Dating other artist
The dates have been a matter of dispute but a study published in 2012 supports placing the art in the Aurignacian period, approximately 32,000–30,000 years BP.
The gorges of the Ardèche region are the site of numerous caves, many of them having some geological or archaeological importance.
The cave was first explored by a group of three speleologists: Eliette Brunel-Deschamps, Christian Hillaire, and Jean-Marie Chauvet for whom it was named. In addition to the paintings and other human evidence, they also discovered fossilized remains, prints, and markings from a variety of animals, some of which are now extinct.

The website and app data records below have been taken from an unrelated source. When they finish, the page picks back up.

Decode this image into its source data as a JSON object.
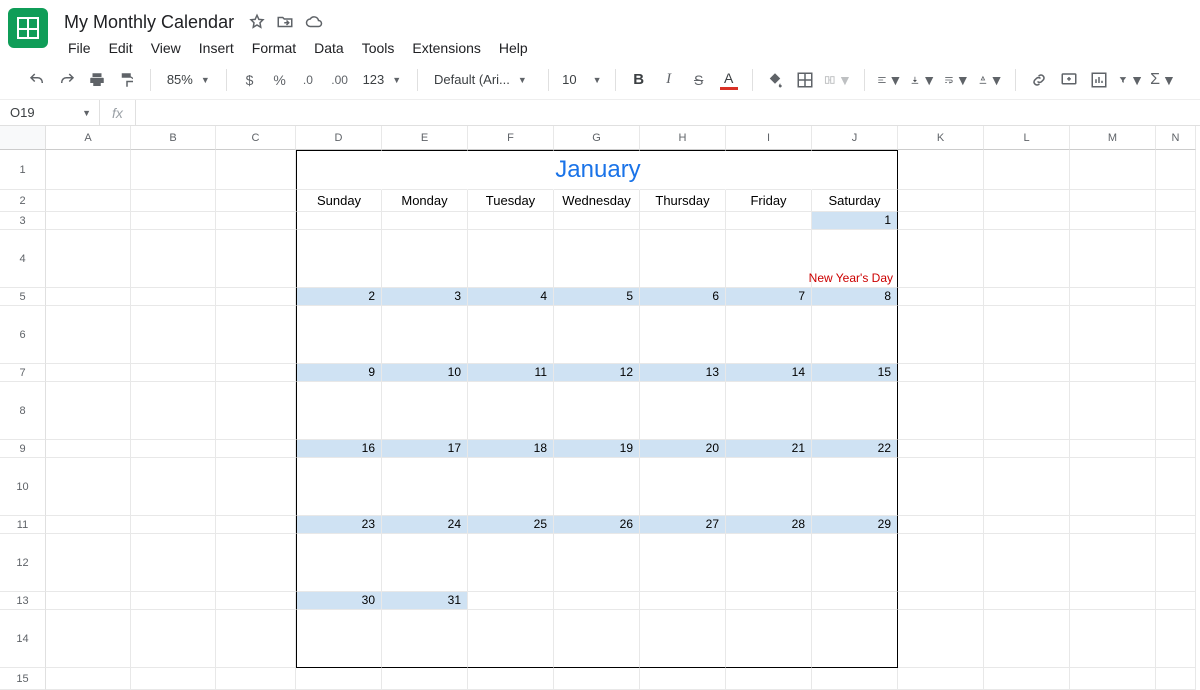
{
  "doc": {
    "title": "My Monthly Calendar"
  },
  "menus": [
    "File",
    "Edit",
    "View",
    "Insert",
    "Format",
    "Data",
    "Tools",
    "Extensions",
    "Help"
  ],
  "toolbar": {
    "zoom": "85%",
    "font": "Default (Ari...",
    "font_size": "10",
    "number_fmt": "123"
  },
  "namebox": "O19",
  "columns": [
    "A",
    "B",
    "C",
    "D",
    "E",
    "F",
    "G",
    "H",
    "I",
    "J",
    "K",
    "L",
    "M",
    "N"
  ],
  "row_numbers": [
    "1",
    "2",
    "3",
    "4",
    "5",
    "6",
    "7",
    "8",
    "9",
    "10",
    "11",
    "12",
    "13",
    "14",
    "15"
  ],
  "calendar": {
    "month": "January",
    "day_names": [
      "Sunday",
      "Monday",
      "Tuesday",
      "Wednesday",
      "Thursday",
      "Friday",
      "Saturday"
    ],
    "weeks": [
      {
        "nums": [
          "",
          "",
          "",
          "",
          "",
          "",
          "1"
        ],
        "events": [
          "",
          "",
          "",
          "",
          "",
          "",
          "New Year's Day"
        ]
      },
      {
        "nums": [
          "2",
          "3",
          "4",
          "5",
          "6",
          "7",
          "8"
        ],
        "events": [
          "",
          "",
          "",
          "",
          "",
          "",
          ""
        ]
      },
      {
        "nums": [
          "9",
          "10",
          "11",
          "12",
          "13",
          "14",
          "15"
        ],
        "events": [
          "",
          "",
          "",
          "",
          "",
          "",
          ""
        ]
      },
      {
        "nums": [
          "16",
          "17",
          "18",
          "19",
          "20",
          "21",
          "22"
        ],
        "events": [
          "",
          "",
          "",
          "",
          "",
          "",
          ""
        ]
      },
      {
        "nums": [
          "23",
          "24",
          "25",
          "26",
          "27",
          "28",
          "29"
        ],
        "events": [
          "",
          "",
          "",
          "",
          "",
          "",
          ""
        ]
      },
      {
        "nums": [
          "30",
          "31",
          "",
          "",
          "",
          "",
          ""
        ],
        "events": [
          "",
          "",
          "",
          "",
          "",
          "",
          ""
        ]
      }
    ]
  }
}
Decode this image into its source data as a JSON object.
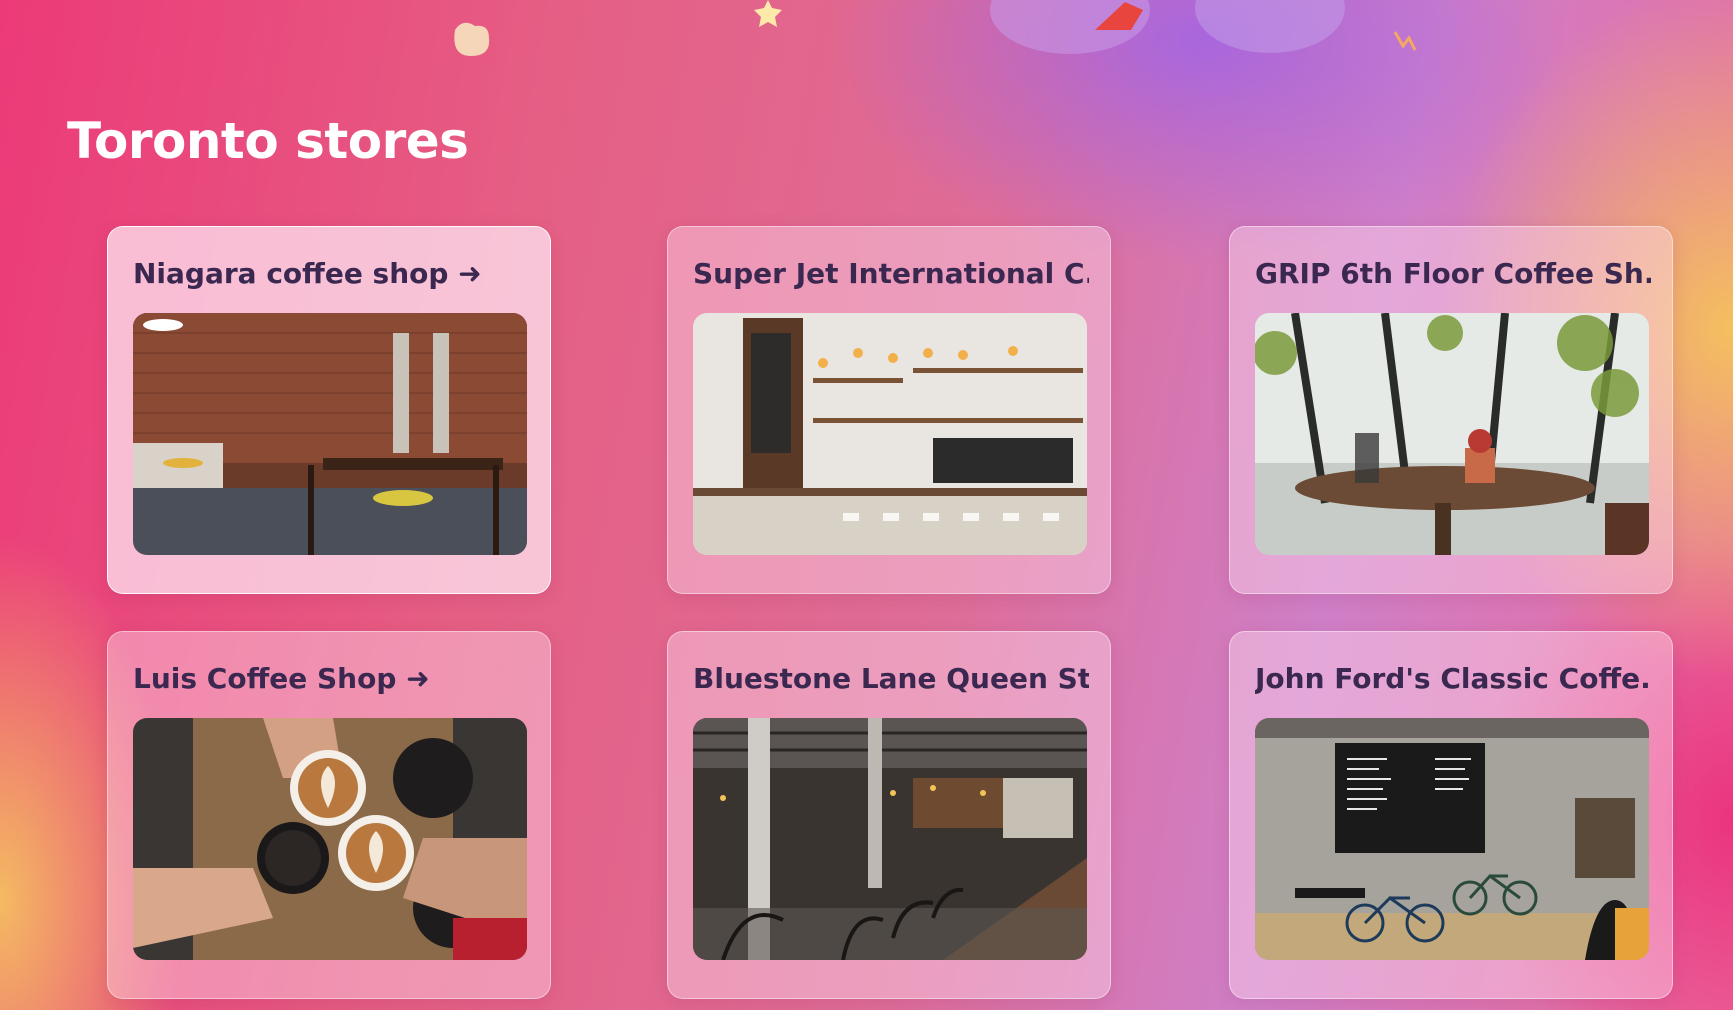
{
  "page": {
    "title": "Toronto stores"
  },
  "stores": [
    {
      "name": "Niagara coffee shop ➜",
      "photo": "coffee-shop-brick-wall-photo"
    },
    {
      "name": "Super Jet International C...",
      "photo": "cafe-counter-pendant-lights-photo"
    },
    {
      "name": "GRIP 6th Floor Coffee Sh...",
      "photo": "window-table-french-press-photo"
    },
    {
      "name": "Luis Coffee Shop ➜",
      "photo": "latte-cheers-hands-photo"
    },
    {
      "name": "Bluestone Lane Queen St...",
      "photo": "industrial-cafe-long-table-photo"
    },
    {
      "name": "John Ford's Classic Coffe...",
      "photo": "cafe-menu-board-bicycles-photo"
    }
  ],
  "colors": {
    "title": "#ffffff",
    "card_text": "#3a2850",
    "background_pink": "#ec3a78",
    "background_purple": "#a064e6",
    "background_yellow": "#f6c45a"
  }
}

Further study by French archaeologist Jean Clottes has revealed much about the site.
Rather than depicting only the familiar herbivores that predominate in Paleolithic cave art, i.e.
horses, cattle, mammoths, etc., the walls of the Chauvet Cave feature many predatory animals, e.g., cave lions, panthers, bears, and cave hyenas. Typical of most cave art, there are no paintings of complete human figures, although there is one partial "Venus" figure composed of a vulva attached to an incomplete pair of legs.